Henk Quentemeijer was born in Germany in 1920 but he represented the Netherlands at the 1947 European Boxing Championships. The Dutch light heavyweight boxer, who later spent his life in Australia, was enough experienced to beat Hungary’s Gyorgy Kapolcsi, England’s Ken Wyatt and France’s Leon Nowiaz during his road to the gold medal.

Gearoid O’Colmain

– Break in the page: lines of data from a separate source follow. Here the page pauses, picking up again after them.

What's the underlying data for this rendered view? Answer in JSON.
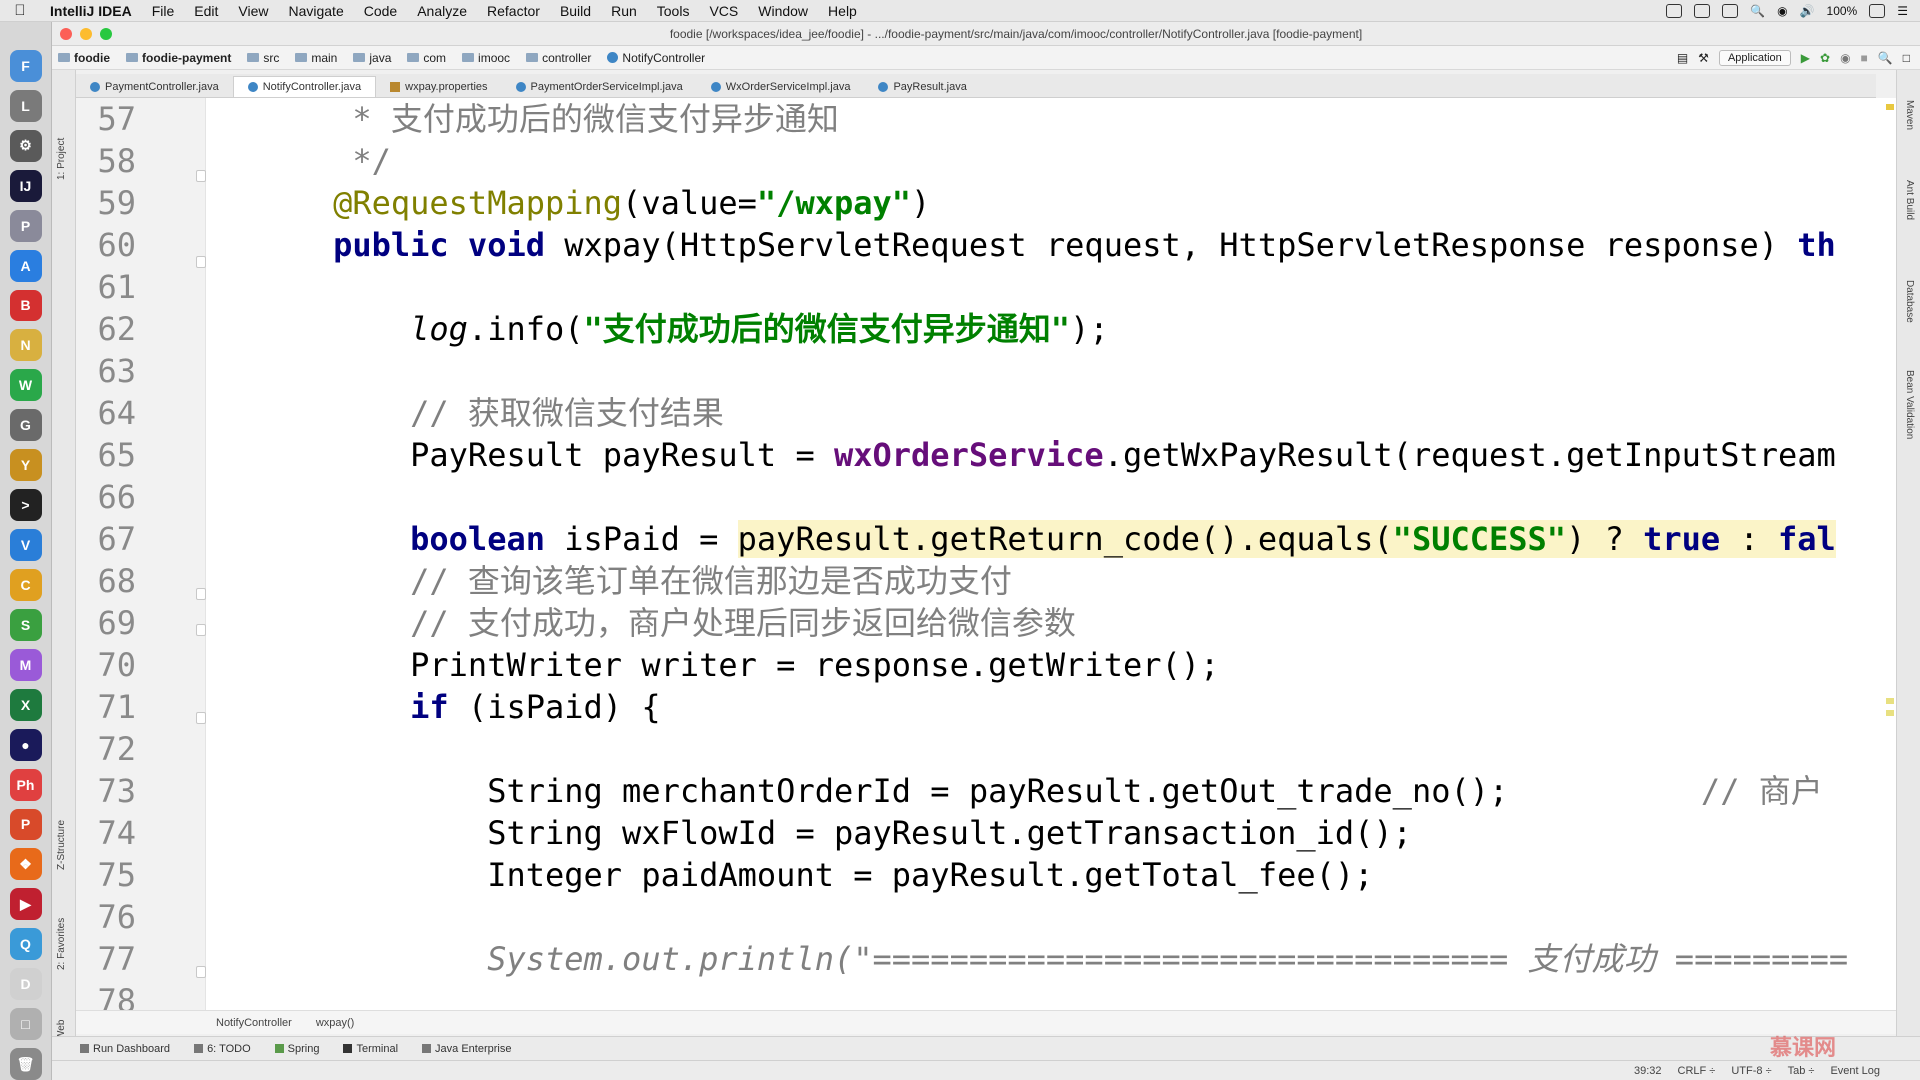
{
  "menubar": {
    "app_name": "IntelliJ IDEA",
    "items": [
      "File",
      "Edit",
      "View",
      "Navigate",
      "Code",
      "Analyze",
      "Refactor",
      "Build",
      "Run",
      "Tools",
      "VCS",
      "Window",
      "Help"
    ],
    "battery": "100%"
  },
  "window": {
    "title": "foodie [/workspaces/idea_jee/foodie] - .../foodie-payment/src/main/java/com/imooc/controller/NotifyController.java [foodie-payment]"
  },
  "navbar": {
    "breadcrumbs": [
      "foodie",
      "foodie-payment",
      "src",
      "main",
      "java",
      "com",
      "imooc",
      "controller",
      "NotifyController"
    ],
    "run_config": "Application"
  },
  "tabs": [
    {
      "label": "PaymentController.java",
      "icon": "class-icon",
      "active": false
    },
    {
      "label": "NotifyController.java",
      "icon": "class-icon",
      "active": true
    },
    {
      "label": "wxpay.properties",
      "icon": "properties-icon",
      "active": false
    },
    {
      "label": "PaymentOrderServiceImpl.java",
      "icon": "class-icon",
      "active": false
    },
    {
      "label": "WxOrderServiceImpl.java",
      "icon": "class-icon",
      "active": false
    },
    {
      "label": "PayResult.java",
      "icon": "class-icon",
      "active": false
    }
  ],
  "left_tool_labels": {
    "project": "1: Project",
    "structure": "Z-Structure",
    "favorites": "2: Favorites",
    "web": "Web"
  },
  "right_tool_labels": {
    "maven": "Maven",
    "ant": "Ant Build",
    "database": "Database",
    "bean": "Bean Validation"
  },
  "code_lines": [
    {
      "num": "57",
      "tokens": [
        {
          "t": "     * 支付成功后的微信支付异步通知",
          "k": "comment"
        }
      ]
    },
    {
      "num": "58",
      "tokens": [
        {
          "t": "     */",
          "k": "comment"
        }
      ]
    },
    {
      "num": "59",
      "tokens": [
        {
          "t": "    @RequestMapping",
          "k": "annotation"
        },
        {
          "t": "(value=",
          "k": "plain"
        },
        {
          "t": "\"/wxpay\"",
          "k": "string"
        },
        {
          "t": ")",
          "k": "plain"
        }
      ]
    },
    {
      "num": "60",
      "tokens": [
        {
          "t": "    public void ",
          "k": "keyword"
        },
        {
          "t": "wxpay(HttpServletRequest request, HttpServletResponse response) ",
          "k": "plain"
        },
        {
          "t": "th",
          "k": "keyword"
        }
      ]
    },
    {
      "num": "61",
      "tokens": []
    },
    {
      "num": "62",
      "tokens": [
        {
          "t": "        ",
          "k": "plain"
        },
        {
          "t": "log",
          "k": "static"
        },
        {
          "t": ".info(",
          "k": "plain"
        },
        {
          "t": "\"支付成功后的微信支付异步通知\"",
          "k": "string"
        },
        {
          "t": ");",
          "k": "plain"
        }
      ]
    },
    {
      "num": "63",
      "tokens": []
    },
    {
      "num": "64",
      "tokens": [
        {
          "t": "        // 获取微信支付结果",
          "k": "comment"
        }
      ]
    },
    {
      "num": "65",
      "tokens": [
        {
          "t": "        PayResult payResult = ",
          "k": "plain"
        },
        {
          "t": "wxOrderService",
          "k": "field"
        },
        {
          "t": ".getWxPayResult(request.getInputStream",
          "k": "plain"
        }
      ]
    },
    {
      "num": "66",
      "tokens": []
    },
    {
      "num": "67",
      "tokens": [
        {
          "t": "        ",
          "k": "plain"
        },
        {
          "t": "boolean ",
          "k": "keyword"
        },
        {
          "t": "isPaid = ",
          "k": "plain"
        },
        {
          "t": "payResult.getReturn_code().equals(",
          "k": "hlplain"
        },
        {
          "t": "\"SUCCESS\"",
          "k": "hlstring"
        },
        {
          "t": ") ? ",
          "k": "hlplain"
        },
        {
          "t": "true",
          "k": "hlkeyword"
        },
        {
          "t": " : ",
          "k": "hlplain"
        },
        {
          "t": "fal",
          "k": "hlkeyword"
        }
      ]
    },
    {
      "num": "68",
      "tokens": [
        {
          "t": "        // 查询该笔订单在微信那边是否成功支付",
          "k": "comment"
        }
      ]
    },
    {
      "num": "69",
      "tokens": [
        {
          "t": "        // 支付成功，商户处理后同步返回给微信参数",
          "k": "comment"
        }
      ]
    },
    {
      "num": "70",
      "tokens": [
        {
          "t": "        PrintWriter writer = response.getWriter();",
          "k": "plain"
        }
      ]
    },
    {
      "num": "71",
      "tokens": [
        {
          "t": "        ",
          "k": "plain"
        },
        {
          "t": "if ",
          "k": "keyword"
        },
        {
          "t": "(isPaid) {",
          "k": "plain"
        }
      ]
    },
    {
      "num": "72",
      "tokens": []
    },
    {
      "num": "73",
      "tokens": [
        {
          "t": "            String merchantOrderId = payResult.getOut_trade_no();",
          "k": "plain"
        },
        {
          "t": "          // 商户",
          "k": "comment"
        }
      ]
    },
    {
      "num": "74",
      "tokens": [
        {
          "t": "            String wxFlowId = payResult.getTransaction_id();",
          "k": "plain"
        }
      ]
    },
    {
      "num": "75",
      "tokens": [
        {
          "t": "            Integer paidAmount = payResult.getTotal_fee();",
          "k": "plain"
        }
      ]
    },
    {
      "num": "76",
      "tokens": []
    },
    {
      "num": "77",
      "tokens": [
        {
          "t": "            System.out.println(\"================================= 支付成功 =========",
          "k": "italic"
        }
      ]
    },
    {
      "num": "78",
      "tokens": []
    }
  ],
  "footer_breadcrumb": [
    "NotifyController",
    "wxpay()"
  ],
  "toolwindows": [
    "Run Dashboard",
    "6: TODO",
    "Spring",
    "Terminal",
    "Java Enterprise"
  ],
  "status": {
    "position": "39:32",
    "line_sep": "CRLF ÷",
    "encoding": "UTF-8 ÷",
    "indent": "Tab ÷",
    "event_log": "Event Log"
  },
  "watermark": "慕课网",
  "colors": {
    "keyword": "#000080",
    "string": "#008000",
    "annotation": "#808000",
    "comment": "#808080",
    "field": "#660e7a",
    "highlight": "#fbf4c8"
  }
}
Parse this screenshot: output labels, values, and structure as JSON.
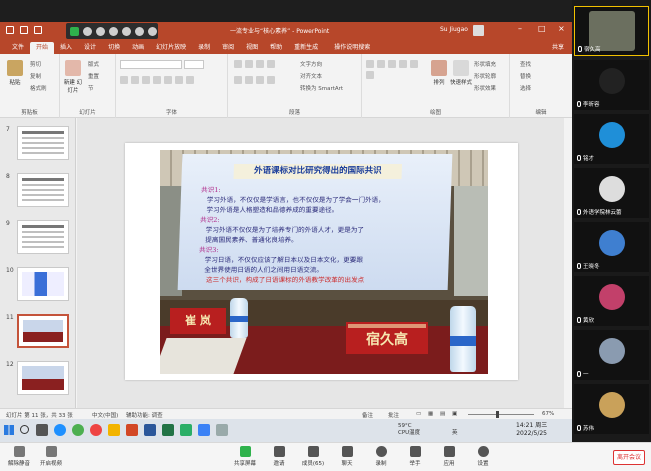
{
  "powerpoint": {
    "title": "一流专业与“核心素养”  -  PowerPoint",
    "user": "Su Jiugao",
    "share_label": "共享",
    "tabs": [
      "文件",
      "开始",
      "插入",
      "设计",
      "切换",
      "动画",
      "幻灯片放映",
      "录制",
      "审阅",
      "视图",
      "帮助",
      "重新生成"
    ],
    "active_tab": "开始",
    "tell_me": "操作说明搜索",
    "ribbon": {
      "paste": "粘贴",
      "clipboard_items": [
        "剪切",
        "复制",
        "格式刷"
      ],
      "clipboard_label": "剪贴板",
      "new_slide": "新建\n幻灯片",
      "slide_items": [
        "版式",
        "重置",
        "节"
      ],
      "slides_label": "幻灯片",
      "font_label": "字体",
      "paragraph_items": [
        "文字方向",
        "对齐文本",
        "转换为 SmartArt"
      ],
      "paragraph_label": "段落",
      "arrange": "排列",
      "quick_styles": "快速样式",
      "shape_items": [
        "形状填充",
        "形状轮廓",
        "形状效果"
      ],
      "drawing_label": "绘图",
      "edit_items": [
        "查找",
        "替换",
        "选择"
      ],
      "edit_label": "编辑"
    },
    "slides": [
      {
        "num": "7",
        "kind": "text"
      },
      {
        "num": "8",
        "kind": "text"
      },
      {
        "num": "9",
        "kind": "text"
      },
      {
        "num": "10",
        "kind": "chart"
      },
      {
        "num": "11",
        "kind": "photo"
      },
      {
        "num": "12",
        "kind": "photo"
      }
    ],
    "selected_slide": "11",
    "status": {
      "slide_count": "幻灯片 第 11 张，共 33 张",
      "language": "中文(中国)",
      "accessibility": "辅助功能: 调查",
      "notes": "备注",
      "comments": "批注",
      "zoom": "67%"
    }
  },
  "slide_photo": {
    "screen_title": "外语课标对比研究得出的国际共识",
    "lines": [
      {
        "text": "共识1:",
        "kind": "hl"
      },
      {
        "text": "学习外语，不仅仅是学语言，也不仅仅是为了学会一门外语，",
        "kind": "normal"
      },
      {
        "text": "学习外语是人格塑造和品德养成的重要途径。",
        "kind": "normal"
      },
      {
        "text": "共识2:",
        "kind": "hl"
      },
      {
        "text": "学习外语不仅仅是为了培养专门的外语人才，更是为了",
        "kind": "normal"
      },
      {
        "text": "提高国民素养、普通化良培养。",
        "kind": "normal"
      },
      {
        "text": "共识3:",
        "kind": "hl"
      },
      {
        "text": "学习日语，不仅仅应该了解日本以及日本文化，更要跟",
        "kind": "normal"
      },
      {
        "text": "全世界使用日语的人们之间用日语交流。",
        "kind": "normal"
      },
      {
        "text": "这三个共识，构成了日语课标的外语教学改革的出发点",
        "kind": "red"
      }
    ],
    "nameplate_left": "崔 岚",
    "nameplate_right": "宿久高"
  },
  "taskbar": {
    "weather": "59°C\nCPU温度",
    "ime": "英",
    "time": "14:21 周三",
    "date": "2022/5/25"
  },
  "participants": [
    {
      "name": "宿久高",
      "active": true,
      "avatar_color": "#6b6f5f"
    },
    {
      "name": "李昕容",
      "active": false,
      "avatar_color": "#222222"
    },
    {
      "name": "铭才",
      "active": false,
      "avatar_color": "#1f8fd8"
    },
    {
      "name": "外语学院林云蕾",
      "active": false,
      "avatar_color": "#dddddd"
    },
    {
      "name": "王晓冬",
      "active": false,
      "avatar_color": "#3f7fd0"
    },
    {
      "name": "黄欣",
      "active": false,
      "avatar_color": "#c2406a"
    },
    {
      "name": "一",
      "active": false,
      "avatar_color": "#8a9bb0"
    },
    {
      "name": "苏伟",
      "active": false,
      "avatar_color": "#c9a15a"
    }
  ],
  "meeting_toolbar": {
    "left": [
      "解除静音",
      "开启视频"
    ],
    "center": [
      "共享屏幕",
      "邀请",
      "成员(65)",
      "聊天",
      "录制",
      "举手",
      "应用",
      "设置"
    ],
    "leave": "离开会议"
  }
}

Gearoid O’Colmain won his first Irish national title in 1943 and until 1952 he earned that success nine-time during his 13-year-long boxing career. The 23-year-old Irish moved up to the heavyweight after his loss at the 1945 National Championships. That decision paid off in the 1947 European Boxing Championships where he was dominant over his rivals including against England’s George Scriven in the final.

List of the winners in the 1947 European Boxing Championships

  • Flyweight (50.8kg): Luis Martinez Zapata, Spain
  • Bantamweight (53.5kg): Laszlo Bogacs, Hungary
  • Featherweight (57.2kg): Kurt Kreuger, Sweden
  • Lightweight (61.2kg): Joseph Vissers, Belgium
  • Welterweight (66.7kg): Johnny Ryan, England
  • Middleweight (72.6kg): Aime-Joseph Escudie, France
  • Light heavyweight (79.4kg): Henk Quentemeijer, Netherlands
  • Heavyweight (+79.4kg): Gearoid O’Colmain, Ireland
2nd euro cup8th nations cupadem jashariahmet comertAIBAalbenaAnapaAnders Holmbergantalyaarmeniaassisiazerbaijanbakubalkanbeegeebelarusbelgradebelgrade winnerBIHbocskai istvan memorialboris van der vorstbornemisszabornemissza memorialbotevgradbotvibotvinnikboxamboxingboxngbrandenburg cupbudapestbulgariacastellonchampionshipschemistry worldcupcologne boxing world cupcroatiaCzech Boxing Associationczech republicdanas pozniakasdanish boxing associationDavid Kvachadzedebrecendomenique natodutch boxing associationEindhovenekaterinburgeliteelite womenemil jecheveubceuropean championshipseuropean gameseuropeanchampionshipsEyüp Gözgeçfeliks stammfinalsfinlandfisufrancefranco falcinellifrancofalcinelligalatigeebeegeorgiagermanygliwicegolden beltgolden gloveGolden Glove of Vojvodinagolden gonggomelgovernor cupgrand prixgreat silk waygreecegroznyGrzegorz NowaczekhallehamburghelsinkiherzegovinaHeydar Aliyev Cuphungarian boxing associationhungaryIndiaistanbulitalyjulius tormajuniorjunior nations cupjuniors nations cupkadyrovkaunaskharkivklimanov memorialkolchin memorialKonstantin Korotkovkorotkov memorialkosovoKőszeglah nimanilars brovilLee Pullenlithuanialive streamingliventsevLivestreamingmadridMagomed Salam Umahanov Memorialmartina la pianaMediterranean gamesmeetingmemorial vllazniaminskminsk 2019moldavian beltmoldova boxing federationMoscowMr. Haralambos Svinelismurcianations cupnetherlandsnewsletternicolae lincanikolai mangerodessaolympicgamespanathinaikospassion for boxingpassion for boxing awardpavlyukovpernell whitakerpetroleum countriespodgoricapolandpolish boxing federationpraguepresidentqueen of the ringRahimovray silvasresultsromaniaRomeroseto degli abruzziRotterdamrussiarussianSandor CsotonyisarajevoschoolboysschoolgirlssemifinalsSerbiasilesiansimon trestinSimon Trestin memorialskopjesloveniaslovenia openslovenske konjicesocikassofiasomborspainspanish boxing federationsportst. petersburgstrandjasuboticaSvata Žáčekswedentammertammer tournamenttamperetbilisiteamthe star of the ringtournamenttouurnamenttraining campturkeyturkish boxing federationukraineumakhanovunder 22under22urkaineusti nad labemuzbekistanvalenciavalladolidVasilii ChirtocavilniusvladikavkazvrbaswarsawWladimir KlitschkowomenboxingwomenEUBCworld championshipsworld cup of petroleum countriesworldboxingchampionshipsworldchampionshipsyekaterinburgyouthyouth olympic gamesyouth womenyoutholimpicgamesYouthOlympicGamesyoutubezagreb